Provided information.
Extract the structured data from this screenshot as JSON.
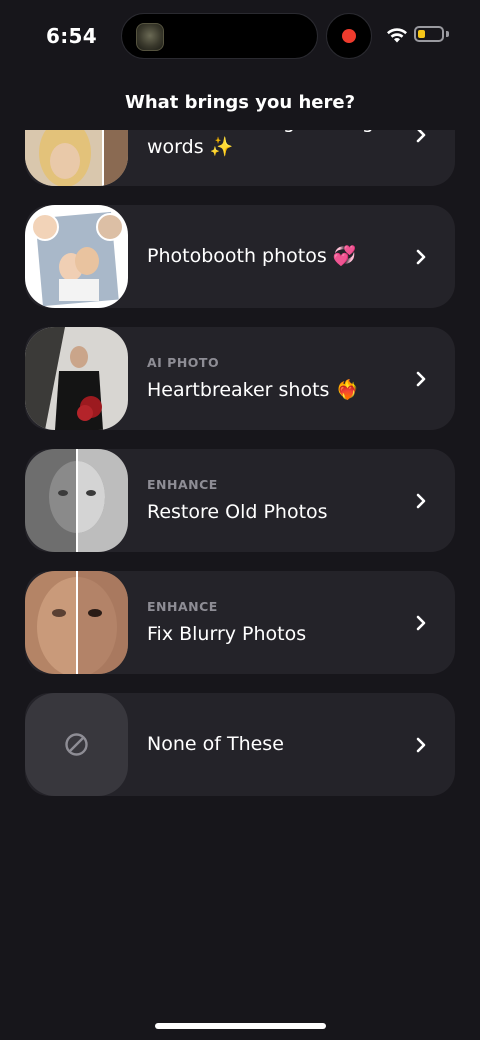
{
  "status_bar": {
    "time": "6:54",
    "battery_color": "#f5c518",
    "record_color": "#ef3b2d"
  },
  "header": {
    "title": "What brings you here?"
  },
  "options": [
    {
      "tag": "",
      "title": "Transform images using words ✨"
    },
    {
      "tag": "",
      "title": "Photobooth photos 💞"
    },
    {
      "tag": "AI PHOTO",
      "title": "Heartbreaker shots ❤️‍🔥"
    },
    {
      "tag": "ENHANCE",
      "title": "Restore Old Photos"
    },
    {
      "tag": "ENHANCE",
      "title": "Fix Blurry Photos"
    },
    {
      "tag": "",
      "title": "None of These"
    }
  ],
  "icons": {
    "chevron": "chevron-right-icon",
    "none": "prohibited-icon"
  }
}
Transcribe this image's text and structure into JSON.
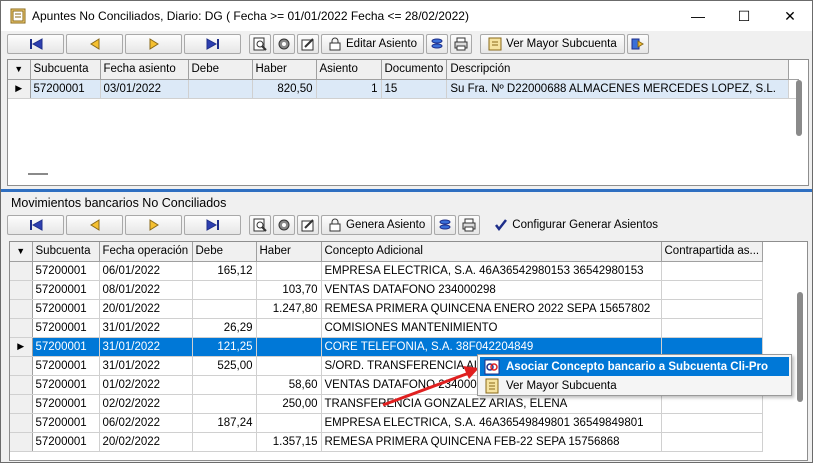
{
  "window": {
    "title": "Apuntes No Conciliados, Diario: DG  ( Fecha >= 01/01/2022 Fecha <= 28/02/2022)",
    "minimize": "—",
    "maximize": "☐",
    "close": "✕"
  },
  "toolbar_top": {
    "edit_label": "Editar Asiento",
    "ledger_label": "Ver Mayor Subcuenta"
  },
  "top_grid": {
    "columns": [
      "Subcuenta",
      "Fecha asiento",
      "Debe",
      "Haber",
      "Asiento",
      "Documento",
      "Descripción"
    ],
    "rows": [
      [
        "57200001",
        "03/01/2022",
        "",
        "820,50",
        "1",
        "15",
        "Su Fra. Nº D22000688 ALMACENES MERCEDES LOPEZ, S.L."
      ]
    ]
  },
  "section_bottom": {
    "label": "Movimientos bancarios No Conciliados"
  },
  "toolbar_bottom": {
    "generate_label": "Genera Asiento",
    "configure_label": "Configurar Generar Asientos"
  },
  "bottom_grid": {
    "columns": [
      "Subcuenta",
      "Fecha operación",
      "Debe",
      "Haber",
      "Concepto Adicional",
      "Contrapartida as..."
    ],
    "rows": [
      [
        "57200001",
        "06/01/2022",
        "165,12",
        "",
        "EMPRESA ELECTRICA, S.A. 46A36542980153 36542980153",
        ""
      ],
      [
        "57200001",
        "08/01/2022",
        "",
        "103,70",
        "VENTAS DATAFONO 234000298",
        ""
      ],
      [
        "57200001",
        "20/01/2022",
        "",
        "1.247,80",
        "REMESA PRIMERA QUINCENA ENERO 2022 SEPA 15657802",
        ""
      ],
      [
        "57200001",
        "31/01/2022",
        "26,29",
        "",
        "COMISIONES MANTENIMIENTO",
        ""
      ],
      [
        "57200001",
        "31/01/2022",
        "121,25",
        "",
        "CORE TELEFONIA, S.A. 38F042204849",
        ""
      ],
      [
        "57200001",
        "31/01/2022",
        "525,00",
        "",
        "S/ORD. TRANSFERENCIA ALQ",
        ""
      ],
      [
        "57200001",
        "01/02/2022",
        "",
        "58,60",
        "VENTAS DATAFONO 234000300",
        ""
      ],
      [
        "57200001",
        "02/02/2022",
        "",
        "250,00",
        "TRANSFERENCIA GONZALEZ ARIAS, ELENA",
        ""
      ],
      [
        "57200001",
        "06/02/2022",
        "187,24",
        "",
        "EMPRESA ELECTRICA, S.A. 46A36549849801 36549849801",
        ""
      ],
      [
        "57200001",
        "20/02/2022",
        "",
        "1.357,15",
        "REMESA PRIMERA QUINCENA FEB-22 SEPA 15756868",
        ""
      ]
    ],
    "selected_row": 4
  },
  "context_menu": {
    "items": [
      {
        "label": "Asociar Concepto bancario a Subcuenta Cli-Pro",
        "icon": "link-icon"
      },
      {
        "label": "Ver Mayor Subcuenta",
        "icon": "ledger-icon"
      }
    ]
  },
  "colors": {
    "accent": "#0078d7",
    "selection_light": "#dce9f7",
    "annotation_arrow": "#e02020"
  }
}
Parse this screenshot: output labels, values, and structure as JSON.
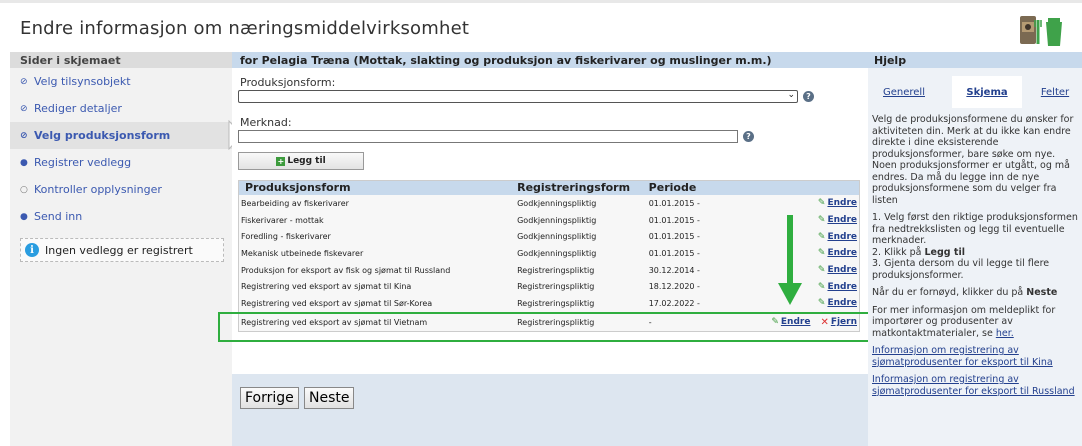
{
  "page_title": "Endre informasjon om næringsmiddelvirksomhet",
  "left": {
    "heading": "Sider i skjemaet",
    "items": [
      {
        "label": "Velg tilsynsobjekt"
      },
      {
        "label": "Rediger detaljer"
      },
      {
        "label": "Velg produksjonsform"
      },
      {
        "label": "Registrer vedlegg"
      },
      {
        "label": "Kontroller opplysninger"
      },
      {
        "label": "Send inn"
      }
    ],
    "info_text": "Ingen vedlegg er registrert"
  },
  "main": {
    "heading": "for Pelagia Træna (Mottak, slakting og produksjon av fiskerivarer og muslinger m.m.)",
    "produksjonsform_label": "Produksjonsform:",
    "produksjonsform_value": "",
    "merknad_label": "Merknad:",
    "merknad_value": "",
    "add_button": "Legg til",
    "table": {
      "headers": [
        "Produksjonsform",
        "Registreringsform",
        "Periode"
      ],
      "rows": [
        {
          "form": "Bearbeiding av fiskerivarer",
          "reg": "Godkjenningspliktig",
          "period": "01.01.2015 -",
          "edit": "Endre"
        },
        {
          "form": "Fiskerivarer - mottak",
          "reg": "Godkjenningspliktig",
          "period": "01.01.2015 -",
          "edit": "Endre"
        },
        {
          "form": "Foredling - fiskerivarer",
          "reg": "Godkjenningspliktig",
          "period": "01.01.2015 -",
          "edit": "Endre"
        },
        {
          "form": "Mekanisk utbeinede fiskevarer",
          "reg": "Godkjenningspliktig",
          "period": "01.01.2015 -",
          "edit": "Endre"
        },
        {
          "form": "Produksjon for eksport av fisk og sjømat til Russland",
          "reg": "Registreringspliktig",
          "period": "30.12.2014 -",
          "edit": "Endre"
        },
        {
          "form": "Registrering ved eksport av sjømat til Kina",
          "reg": "Registreringspliktig",
          "period": "18.12.2020 -",
          "edit": "Endre"
        },
        {
          "form": "Registrering ved eksport av sjømat til Sør-Korea",
          "reg": "Registreringspliktig",
          "period": "17.02.2022 -",
          "edit": "Endre"
        }
      ],
      "new_row": {
        "form": "Registrering ved eksport av sjømat til Vietnam",
        "reg": "Registreringspliktig",
        "period": "-",
        "edit": "Endre",
        "remove": "Fjern"
      }
    },
    "prev_button": "Forrige",
    "next_button": "Neste"
  },
  "help": {
    "heading": "Hjelp",
    "tabs": [
      "Generell",
      "Skjema",
      "Felter"
    ],
    "active_tab": "Skjema",
    "intro": "Velg de produksjonsformene du ønsker for aktiviteten din. Merk at du ikke kan endre direkte i dine eksisterende produksjonsformer, bare søke om nye. Noen produksjonsformer er utgått, og må endres. Da må du legge inn de nye produksjonsformene som du velger fra listen",
    "step1": "1. Velg først den riktige produksjonsformen fra nedtrekkslisten og legg til eventuelle merknader.",
    "step2_prefix": "2. Klikk på ",
    "step2_bold": "Legg til",
    "step3": "3. Gjenta dersom du vil legge til flere produksjonsformer.",
    "done_prefix": "Når du er fornøyd, klikker du på ",
    "done_bold": "Neste",
    "more_info": "For mer informasjon om meldeplikt for importører og produsenter av matkontaktmaterialer, se ",
    "more_info_link": "her.",
    "link1": "Informasjon om registrering av sjømatprodusenter for eksport til Kina",
    "link2": "Informasjon om registrering av sjømatprodusenter for eksport til Russland"
  },
  "colors": {
    "highlight": "#2fae3f",
    "link": "#23408e",
    "header_bg": "#c7d9ec"
  }
}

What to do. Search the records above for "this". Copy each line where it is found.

Written response.
Extract the structured data from this screenshot as JSON.
Transcribe this image's text and structure into JSON.
Parse this screenshot: output labels, values, and structure as JSON.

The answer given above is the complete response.